I forget when or even why we started to name our closets - I guess I read it in a children's book somewhere and someone else was naming their closets to distinguish one from another and we started doing it in this family back when our son was young (He's now almost 30 so you see we've been weird a long, long time.)
This closet is located in the "third bedroom," as it was described by the owner, when in actuality you can't even fit a twin sized bed in it. An army cot, maybe, but that's it. So it became my craft/sewing storage and computer room, and the closet became our food pantry, because we have so few cabinets in the kitchen. We can fit our dishes and storage containers and that's about it. Our pots and some things like the casserole dishes and ovenware are stored in the not-connected dishwasher. The previous owners disconnected it from the water supply about 20 years ago when they discovered the drainage in this apartment sucked and every time the dishwasher was used it flooded the kitchen. Instead of taking it out and putting another cabinet in there he left it so when the house was sold to the current owner he could say the apartments had dishwashers. The same deceit occurred when it came to "heat included" with the rent - this tiny room isn't connected to the radiator system but has an electric baseboard radiator installed that is on OUR electric account, not the one for the house in general that the owner pays for. We had it on the first month we moved in and our bill was over $300 for a balmy April. Our bill dropped almost $200 the next month when the heater was turned off completely and it's been off since. I'll wear a sweatshirt when it gets cold out here!
Back to the pantry closet.
In the photo you get the full frontal view, so to speak. The closet extends another foot or so in each direction, too, making it hard to get things in and out of those spaces, so I keep rarely replenished things there, like extra storage containers, plastic shoeboxes of supplies, like tape and tiny notebooks and greeting cards.
But the main areas - ugh!
One thing we McDougallers have plenty of are canned goods. We use lots of beans, and most of us seem to prefer the easy way out and use canned. We use lots of tomato products, again usually canned, although since Jeff's Fast Food video I've been using a lot of boxed Pomi tomatoes. I keep canned fruit on hand because fresh produce around here is lousy and it's easy enough to find water-packed fruit in cans and no-sugar added applesauce. Other things in my pantry include bottles sauces and dressings, boxes of non-dairy milk, containers of old-fashioned oatmeal (Plus the boxes of instant that my husband prefers). And I have to share this closet with some boxes of craft supplies, too.
It's a pain, trying to make sure the new stuff goes to the back, older stuff used first.

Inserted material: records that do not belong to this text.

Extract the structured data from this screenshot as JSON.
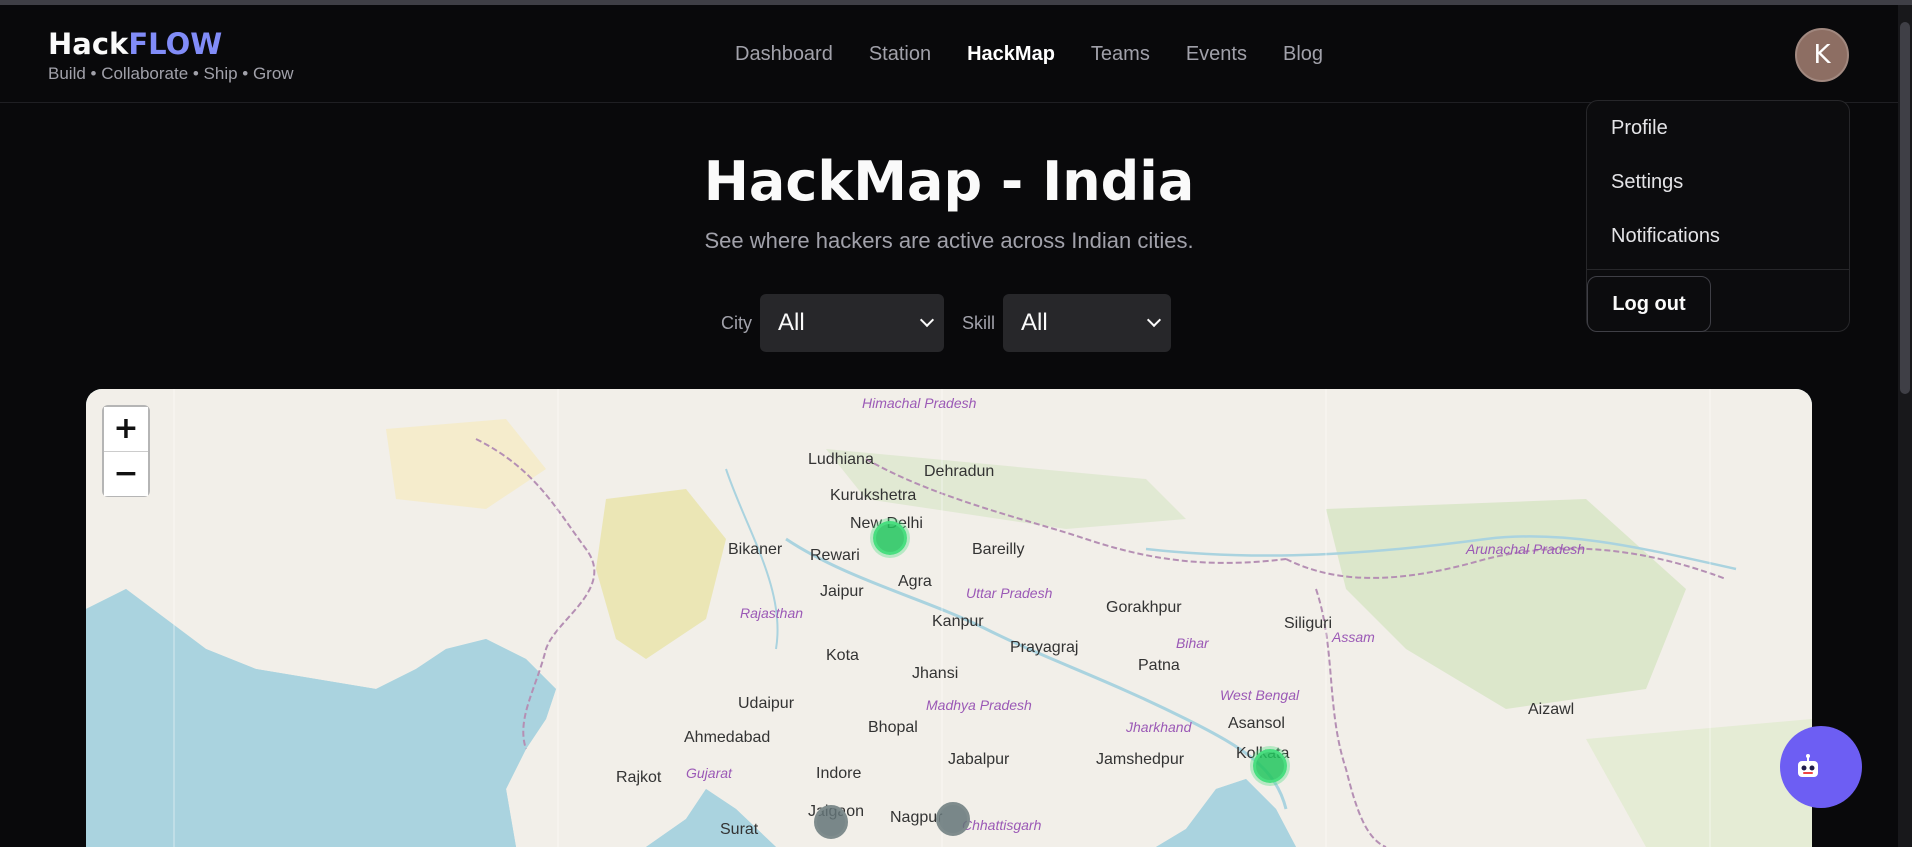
{
  "brand": {
    "name_prefix": "Hack",
    "name_accent": "FLOW",
    "tagline": "Build • Collaborate • Ship • Grow"
  },
  "nav": [
    {
      "label": "Dashboard",
      "active": false
    },
    {
      "label": "Station",
      "active": false
    },
    {
      "label": "HackMap",
      "active": true
    },
    {
      "label": "Teams",
      "active": false
    },
    {
      "label": "Events",
      "active": false
    },
    {
      "label": "Blog",
      "active": false
    }
  ],
  "user": {
    "initial": "K"
  },
  "user_menu": {
    "profile": "Profile",
    "settings": "Settings",
    "notifications": "Notifications",
    "logout": "Log out"
  },
  "page": {
    "title": "HackMap - India",
    "subtitle": "See where hackers are active across Indian cities."
  },
  "filters": {
    "city_label": "City",
    "city_value": "All",
    "skill_label": "Skill",
    "skill_value": "All"
  },
  "map": {
    "zoom_in": "+",
    "zoom_out": "−",
    "cities": [
      "Ludhiana",
      "Dehradun",
      "Kurukshetra",
      "New Delhi",
      "Bikaner",
      "Rewari",
      "Bareilly",
      "Agra",
      "Jaipur",
      "Gorakhpur",
      "Kanpur",
      "Prayagraj",
      "Patna",
      "Siliguri",
      "Kota",
      "Jhansi",
      "Udaipur",
      "Ahmedabad",
      "Bhopal",
      "Aizawl",
      "Asansol",
      "Jabalpur",
      "Jamshedpur",
      "Kolkata",
      "Rajkot",
      "Indore",
      "Jalgaon",
      "Nagpur",
      "Surat"
    ],
    "regions": [
      "Himachal Pradesh",
      "Rajasthan",
      "Uttar Pradesh",
      "Bihar",
      "Assam",
      "Madhya Pradesh",
      "Jharkhand",
      "West Bengal",
      "Gujarat",
      "Chhattisgarh",
      "Arunachal Pradesh"
    ]
  },
  "colors": {
    "accent": "#818cf8",
    "marker_active": "#22c55e",
    "marker_inactive": "#64748b",
    "fab": "#6d5ef3"
  }
}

It takes a long time to put groceries away each week because I have to unload a pile of cans to put the new things on the bottom and rotate the stock.

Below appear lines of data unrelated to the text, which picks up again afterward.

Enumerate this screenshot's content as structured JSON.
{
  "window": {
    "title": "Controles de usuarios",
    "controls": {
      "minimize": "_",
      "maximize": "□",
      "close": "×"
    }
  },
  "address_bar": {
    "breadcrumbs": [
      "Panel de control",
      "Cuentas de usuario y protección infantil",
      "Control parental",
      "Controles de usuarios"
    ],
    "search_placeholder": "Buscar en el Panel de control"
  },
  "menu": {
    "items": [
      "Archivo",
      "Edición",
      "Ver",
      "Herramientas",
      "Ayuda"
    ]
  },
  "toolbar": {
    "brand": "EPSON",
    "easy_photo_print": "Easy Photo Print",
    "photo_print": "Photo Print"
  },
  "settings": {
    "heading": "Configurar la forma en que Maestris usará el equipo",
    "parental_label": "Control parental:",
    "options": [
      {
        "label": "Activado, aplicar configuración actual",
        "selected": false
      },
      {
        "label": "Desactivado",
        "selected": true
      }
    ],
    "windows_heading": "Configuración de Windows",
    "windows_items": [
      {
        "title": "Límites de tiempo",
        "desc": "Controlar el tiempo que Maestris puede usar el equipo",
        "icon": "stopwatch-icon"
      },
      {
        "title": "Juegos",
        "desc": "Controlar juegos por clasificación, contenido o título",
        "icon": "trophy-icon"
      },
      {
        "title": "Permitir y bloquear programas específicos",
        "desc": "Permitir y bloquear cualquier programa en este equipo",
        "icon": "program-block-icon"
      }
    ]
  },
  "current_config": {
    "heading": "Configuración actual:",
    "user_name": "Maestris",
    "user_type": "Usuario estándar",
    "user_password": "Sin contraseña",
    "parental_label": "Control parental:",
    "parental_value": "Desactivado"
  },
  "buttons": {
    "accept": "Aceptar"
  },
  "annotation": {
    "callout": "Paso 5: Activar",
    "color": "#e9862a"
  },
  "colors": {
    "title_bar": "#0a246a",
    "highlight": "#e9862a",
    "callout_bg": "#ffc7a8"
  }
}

I've had enough!
I'm now researching those rotating can systems that I've read about in articles by survivalists and Latter Day Saints groups. I envy people who have systems like this:
or even this:
But I think the best thing I can do right now is just get some can rotation systems. THIS SITE has a whole blog about it as well as a PDF file of plans you can use to make your own out of cardboard. Here it is in action:
This guy makes one using his own pattern, one that doesn't require glue and duct tape:
But I'm lazy, and not very adept with an Exacto blade and have the scars to prove it, so I'll probably wind up with a store-bought system. I like these, by CanOrganizer. But it's a one-size-fits-all kind of thing when it comes to the size of cans. Here's a guy with a whole closet-full of them:
It looks nicer than before, but I noticed some of the organizers on the lower shelf there were popping open on top.
I would love to have one of THESE but don't have the money or room for even the smaller ones.
What I will probably wind up with are a few of these Cansolidators. 2 of the Pantry Plus size will fit on that top shelf
and one of the regular Pantry size on the middle shelf, putting the larger and non-canned items around it. This guy shows how they're put together and how much food one of the small 40-can units holds:
The price of these units will be worth it if it straightens up that mess. It might even save me money, as I won't be finding 5 (or more!) years outdated cans hiding in the corners any more. When I did some rearranging this past summer I found cans in there I moved with me when we moved into this place. I know that because they were dated 1999 and from the grocery store we used to go to when we lived in Florida! We've been back in Jersey since April 2000!
I have my husband convinced we need to do SOMETHING with poor old Irving. He does like the look of the Cansolidators but isn't too keen on the money. Maybe I'll have my son make up one of those customized cardboard ones to show him how it'll look. As I unpack all the aunt's stuff we moved over to this house we'll have plenty of empty cardboard boxes with no further purpose in their lives.